I suppose we do all think of ourselves as having a beginning and an end. But where do we begin, and where do we end?

It depends on whether or not you want to reduce a person to just a physical body. My physical body began with a single fertilised egg and this body will die.

But what about ME?

Do I really think I’m only a physical body? Don’t I have a sense of something immaterial too? A consciousness? A sense of Self? A personality? Characteristics, behaviours, values, beliefs, creative acts, destructive acts? Is there anything I can do which doesn’t ripple out into the world beyond me?

When I look at Rodin’s “The Kiss”, or “The Thinker”, what do I see? The product of the imagination and creative skill of the man called Auguste Rodin. When I listen to music composed and performed by people who are long since dead, isn’t there something I’m sharing there which only they could have created? Aren’t these great works of art the ongoing ripples of unique human beings? Or do you think these are just their footprints? (It doesn’t seem that way to me….these works seem full of life and the potential to continue to create and send out ripples into the universe)

And what about those characteristics, quirks or tendencies that I have which others in my “family tree” also exhibited, even perhaps before I was born? Anyone who explores their genealogy encounters remarkable “coincidences”, talents, life events, behaviours which echo down through the generations. Weren’t those threads present even before the egg which became me even existed?

I think it’s inadequate to narrow a person down to a physical body.

But even if we did, there is still the fact that the body changes continually. It never stops. There is a constant turnover of cells, new beginnings, new endings, every hour of every day. There is a continuous exchange of energy, materials and information between my body and my environment, and we all share the same environment, the same atmosphere, the same air, water…..we are all made from the same molecules, all created from the same “star stuff”.

So it seems to me that beginnings and endings are everywhere……wherever, and whenever, we happen to look.

But it also seems to me that they are nowhere. They just don’t exist. We all emerge from, and dissolve into, the great cycles of the universe.

Beginnings and endings are just where we choose them to be. But we can always make a different choice.
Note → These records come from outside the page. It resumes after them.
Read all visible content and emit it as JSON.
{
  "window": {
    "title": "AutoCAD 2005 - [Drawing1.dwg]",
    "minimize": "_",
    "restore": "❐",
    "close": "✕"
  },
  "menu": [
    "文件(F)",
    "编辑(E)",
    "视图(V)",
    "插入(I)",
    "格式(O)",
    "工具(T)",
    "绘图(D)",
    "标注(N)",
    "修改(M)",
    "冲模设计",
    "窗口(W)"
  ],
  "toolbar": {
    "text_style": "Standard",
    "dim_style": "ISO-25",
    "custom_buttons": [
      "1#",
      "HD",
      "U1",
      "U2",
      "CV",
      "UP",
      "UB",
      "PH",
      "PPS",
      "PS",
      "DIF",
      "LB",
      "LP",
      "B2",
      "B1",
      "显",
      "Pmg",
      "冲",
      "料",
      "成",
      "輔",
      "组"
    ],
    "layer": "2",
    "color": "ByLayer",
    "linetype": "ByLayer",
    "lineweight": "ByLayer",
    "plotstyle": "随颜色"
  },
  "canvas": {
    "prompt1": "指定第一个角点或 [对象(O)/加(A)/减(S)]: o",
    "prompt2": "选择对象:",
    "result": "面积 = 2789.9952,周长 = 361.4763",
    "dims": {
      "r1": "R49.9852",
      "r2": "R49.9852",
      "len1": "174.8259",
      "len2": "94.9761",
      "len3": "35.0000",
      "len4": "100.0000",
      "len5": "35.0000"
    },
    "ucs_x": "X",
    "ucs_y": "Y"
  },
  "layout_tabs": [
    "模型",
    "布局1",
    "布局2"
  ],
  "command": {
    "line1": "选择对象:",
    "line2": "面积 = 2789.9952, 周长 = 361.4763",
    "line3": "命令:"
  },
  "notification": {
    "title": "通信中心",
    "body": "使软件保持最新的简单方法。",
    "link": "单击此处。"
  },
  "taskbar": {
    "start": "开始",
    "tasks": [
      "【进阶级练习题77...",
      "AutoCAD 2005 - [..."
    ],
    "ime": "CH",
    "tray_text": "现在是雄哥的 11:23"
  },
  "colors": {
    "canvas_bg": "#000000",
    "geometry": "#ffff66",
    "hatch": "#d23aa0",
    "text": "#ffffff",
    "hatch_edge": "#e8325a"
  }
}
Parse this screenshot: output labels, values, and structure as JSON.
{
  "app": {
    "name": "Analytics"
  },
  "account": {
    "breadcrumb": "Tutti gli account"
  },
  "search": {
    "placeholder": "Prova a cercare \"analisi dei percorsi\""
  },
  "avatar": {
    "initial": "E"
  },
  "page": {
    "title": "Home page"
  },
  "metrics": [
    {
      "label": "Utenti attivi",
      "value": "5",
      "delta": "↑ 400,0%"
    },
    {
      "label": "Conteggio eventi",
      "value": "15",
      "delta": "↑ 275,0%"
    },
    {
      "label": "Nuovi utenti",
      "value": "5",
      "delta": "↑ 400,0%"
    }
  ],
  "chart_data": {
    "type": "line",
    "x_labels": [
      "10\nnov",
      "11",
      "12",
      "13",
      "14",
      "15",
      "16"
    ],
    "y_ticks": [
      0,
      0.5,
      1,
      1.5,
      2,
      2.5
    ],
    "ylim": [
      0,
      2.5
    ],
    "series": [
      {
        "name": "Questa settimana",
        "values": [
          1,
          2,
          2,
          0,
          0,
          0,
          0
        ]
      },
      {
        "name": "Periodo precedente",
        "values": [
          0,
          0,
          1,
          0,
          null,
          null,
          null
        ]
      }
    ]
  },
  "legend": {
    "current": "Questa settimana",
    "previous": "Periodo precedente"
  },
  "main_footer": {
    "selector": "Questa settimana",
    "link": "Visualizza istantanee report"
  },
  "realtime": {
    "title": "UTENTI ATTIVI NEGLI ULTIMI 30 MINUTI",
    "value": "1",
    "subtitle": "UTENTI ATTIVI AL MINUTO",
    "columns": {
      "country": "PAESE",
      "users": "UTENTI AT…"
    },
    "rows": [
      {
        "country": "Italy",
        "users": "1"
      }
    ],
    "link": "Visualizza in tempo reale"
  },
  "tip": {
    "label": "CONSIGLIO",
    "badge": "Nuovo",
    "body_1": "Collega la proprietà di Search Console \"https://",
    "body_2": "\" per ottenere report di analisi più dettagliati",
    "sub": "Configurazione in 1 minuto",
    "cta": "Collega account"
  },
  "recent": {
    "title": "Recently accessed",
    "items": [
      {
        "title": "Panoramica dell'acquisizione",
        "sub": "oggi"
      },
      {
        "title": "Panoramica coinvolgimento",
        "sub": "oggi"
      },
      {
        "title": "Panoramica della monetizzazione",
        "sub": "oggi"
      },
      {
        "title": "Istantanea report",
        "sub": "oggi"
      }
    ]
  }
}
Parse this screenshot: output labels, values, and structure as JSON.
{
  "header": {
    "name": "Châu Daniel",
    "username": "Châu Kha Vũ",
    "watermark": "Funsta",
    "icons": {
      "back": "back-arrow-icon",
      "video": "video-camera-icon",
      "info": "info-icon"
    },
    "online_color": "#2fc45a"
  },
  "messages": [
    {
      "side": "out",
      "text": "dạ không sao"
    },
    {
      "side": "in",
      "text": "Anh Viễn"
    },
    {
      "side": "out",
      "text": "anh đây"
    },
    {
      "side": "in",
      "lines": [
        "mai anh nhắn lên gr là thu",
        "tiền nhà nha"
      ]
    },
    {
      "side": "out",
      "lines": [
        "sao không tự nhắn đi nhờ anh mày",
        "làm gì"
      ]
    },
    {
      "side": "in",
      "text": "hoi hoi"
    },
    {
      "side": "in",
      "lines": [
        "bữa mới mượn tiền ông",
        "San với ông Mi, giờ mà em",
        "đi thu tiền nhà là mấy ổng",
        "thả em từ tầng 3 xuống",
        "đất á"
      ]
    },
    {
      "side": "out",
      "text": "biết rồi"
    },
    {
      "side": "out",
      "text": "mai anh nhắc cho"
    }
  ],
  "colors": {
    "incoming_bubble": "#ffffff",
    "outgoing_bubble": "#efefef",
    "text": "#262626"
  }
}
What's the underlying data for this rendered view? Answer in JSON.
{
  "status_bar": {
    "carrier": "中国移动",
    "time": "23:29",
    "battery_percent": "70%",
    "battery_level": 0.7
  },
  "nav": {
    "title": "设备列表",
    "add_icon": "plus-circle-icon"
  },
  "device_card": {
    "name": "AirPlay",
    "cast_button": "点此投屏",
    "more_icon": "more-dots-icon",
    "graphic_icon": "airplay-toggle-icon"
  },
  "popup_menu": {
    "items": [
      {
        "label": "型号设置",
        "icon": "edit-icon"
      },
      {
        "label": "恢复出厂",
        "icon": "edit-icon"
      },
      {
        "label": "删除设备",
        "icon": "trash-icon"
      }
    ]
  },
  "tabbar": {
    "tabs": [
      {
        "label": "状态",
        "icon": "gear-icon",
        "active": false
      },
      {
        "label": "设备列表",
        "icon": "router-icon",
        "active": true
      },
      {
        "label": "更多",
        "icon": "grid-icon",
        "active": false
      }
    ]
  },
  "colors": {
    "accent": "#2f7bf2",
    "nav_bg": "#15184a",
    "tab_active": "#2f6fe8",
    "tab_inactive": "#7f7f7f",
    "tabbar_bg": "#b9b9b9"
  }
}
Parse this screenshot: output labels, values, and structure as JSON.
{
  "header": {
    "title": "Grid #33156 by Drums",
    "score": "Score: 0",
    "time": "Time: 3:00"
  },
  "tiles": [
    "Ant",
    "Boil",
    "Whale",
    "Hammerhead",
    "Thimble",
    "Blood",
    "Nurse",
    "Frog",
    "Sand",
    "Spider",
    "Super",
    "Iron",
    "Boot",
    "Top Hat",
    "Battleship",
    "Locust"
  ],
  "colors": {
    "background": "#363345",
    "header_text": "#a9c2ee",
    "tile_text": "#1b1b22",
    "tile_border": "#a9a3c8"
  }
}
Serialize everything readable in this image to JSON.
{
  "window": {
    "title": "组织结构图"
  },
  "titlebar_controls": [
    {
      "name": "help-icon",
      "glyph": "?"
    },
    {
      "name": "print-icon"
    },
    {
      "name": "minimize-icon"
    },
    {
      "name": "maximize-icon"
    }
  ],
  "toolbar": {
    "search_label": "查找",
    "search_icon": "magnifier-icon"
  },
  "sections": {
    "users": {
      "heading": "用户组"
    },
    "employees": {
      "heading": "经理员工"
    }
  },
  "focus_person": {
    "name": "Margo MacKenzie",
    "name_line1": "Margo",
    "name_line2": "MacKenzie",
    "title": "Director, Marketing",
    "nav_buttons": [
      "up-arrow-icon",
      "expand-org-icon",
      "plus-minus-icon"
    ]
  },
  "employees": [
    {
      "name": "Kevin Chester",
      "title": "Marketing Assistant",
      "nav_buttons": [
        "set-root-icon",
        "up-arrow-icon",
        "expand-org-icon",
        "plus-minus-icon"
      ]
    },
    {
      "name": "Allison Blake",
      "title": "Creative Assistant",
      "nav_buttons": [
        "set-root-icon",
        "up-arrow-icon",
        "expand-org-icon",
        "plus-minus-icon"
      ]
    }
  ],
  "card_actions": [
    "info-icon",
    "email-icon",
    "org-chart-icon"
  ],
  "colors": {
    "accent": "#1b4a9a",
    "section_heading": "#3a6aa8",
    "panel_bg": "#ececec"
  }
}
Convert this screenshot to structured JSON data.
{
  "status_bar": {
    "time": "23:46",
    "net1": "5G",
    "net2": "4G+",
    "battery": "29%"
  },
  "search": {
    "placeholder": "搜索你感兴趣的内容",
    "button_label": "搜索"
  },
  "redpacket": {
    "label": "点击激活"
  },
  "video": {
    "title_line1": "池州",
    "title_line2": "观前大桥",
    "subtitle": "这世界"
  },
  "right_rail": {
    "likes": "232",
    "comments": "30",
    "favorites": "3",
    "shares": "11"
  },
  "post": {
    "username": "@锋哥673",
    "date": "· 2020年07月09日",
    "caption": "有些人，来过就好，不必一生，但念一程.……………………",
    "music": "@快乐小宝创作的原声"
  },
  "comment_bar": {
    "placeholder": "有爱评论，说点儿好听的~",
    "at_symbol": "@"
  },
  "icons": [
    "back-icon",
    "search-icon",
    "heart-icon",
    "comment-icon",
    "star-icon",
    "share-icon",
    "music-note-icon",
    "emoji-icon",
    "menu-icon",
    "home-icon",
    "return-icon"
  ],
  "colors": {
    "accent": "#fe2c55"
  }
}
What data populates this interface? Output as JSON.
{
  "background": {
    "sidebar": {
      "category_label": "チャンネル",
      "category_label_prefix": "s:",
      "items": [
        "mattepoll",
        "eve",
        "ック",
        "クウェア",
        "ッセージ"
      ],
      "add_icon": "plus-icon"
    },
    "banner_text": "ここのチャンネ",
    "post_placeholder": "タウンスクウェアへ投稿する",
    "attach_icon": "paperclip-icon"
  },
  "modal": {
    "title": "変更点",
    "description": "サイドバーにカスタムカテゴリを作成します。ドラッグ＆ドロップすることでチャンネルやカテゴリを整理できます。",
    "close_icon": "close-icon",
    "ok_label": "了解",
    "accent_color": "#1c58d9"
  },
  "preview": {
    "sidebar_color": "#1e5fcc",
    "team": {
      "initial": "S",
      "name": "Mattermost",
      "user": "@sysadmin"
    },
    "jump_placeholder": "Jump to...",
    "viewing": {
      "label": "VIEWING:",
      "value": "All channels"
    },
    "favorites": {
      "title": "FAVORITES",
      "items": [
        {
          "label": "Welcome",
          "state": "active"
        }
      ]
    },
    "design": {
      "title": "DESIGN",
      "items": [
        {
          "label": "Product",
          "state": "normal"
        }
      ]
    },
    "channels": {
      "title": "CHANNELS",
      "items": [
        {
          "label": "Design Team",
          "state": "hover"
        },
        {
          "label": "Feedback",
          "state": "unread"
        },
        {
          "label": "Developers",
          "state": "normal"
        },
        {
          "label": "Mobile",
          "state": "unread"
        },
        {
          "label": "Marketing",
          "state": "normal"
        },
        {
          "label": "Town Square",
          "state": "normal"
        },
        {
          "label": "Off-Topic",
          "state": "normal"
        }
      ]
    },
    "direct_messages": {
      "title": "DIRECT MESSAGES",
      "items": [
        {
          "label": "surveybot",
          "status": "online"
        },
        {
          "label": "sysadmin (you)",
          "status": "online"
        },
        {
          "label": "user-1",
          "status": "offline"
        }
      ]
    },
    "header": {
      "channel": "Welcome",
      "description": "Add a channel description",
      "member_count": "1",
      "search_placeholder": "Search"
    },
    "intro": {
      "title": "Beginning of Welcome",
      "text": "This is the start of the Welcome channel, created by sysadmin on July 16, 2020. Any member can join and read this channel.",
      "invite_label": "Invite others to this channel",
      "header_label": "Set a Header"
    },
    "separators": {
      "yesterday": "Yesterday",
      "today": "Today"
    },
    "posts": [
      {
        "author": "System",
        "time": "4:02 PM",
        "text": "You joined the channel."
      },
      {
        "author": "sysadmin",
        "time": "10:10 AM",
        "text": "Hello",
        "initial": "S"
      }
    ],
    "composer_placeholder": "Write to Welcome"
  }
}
We can always take a broader view, a bigger view, a longer view, a more holistic view.

I’m reminded of a song from my school days….it’s by Jeff Beck, and it’s called “Hi Ho Silver Lining” – he sang this truth right there in the opening line of this song…in the first five words……

Read Full Post »

« Newer Posts - Older Posts »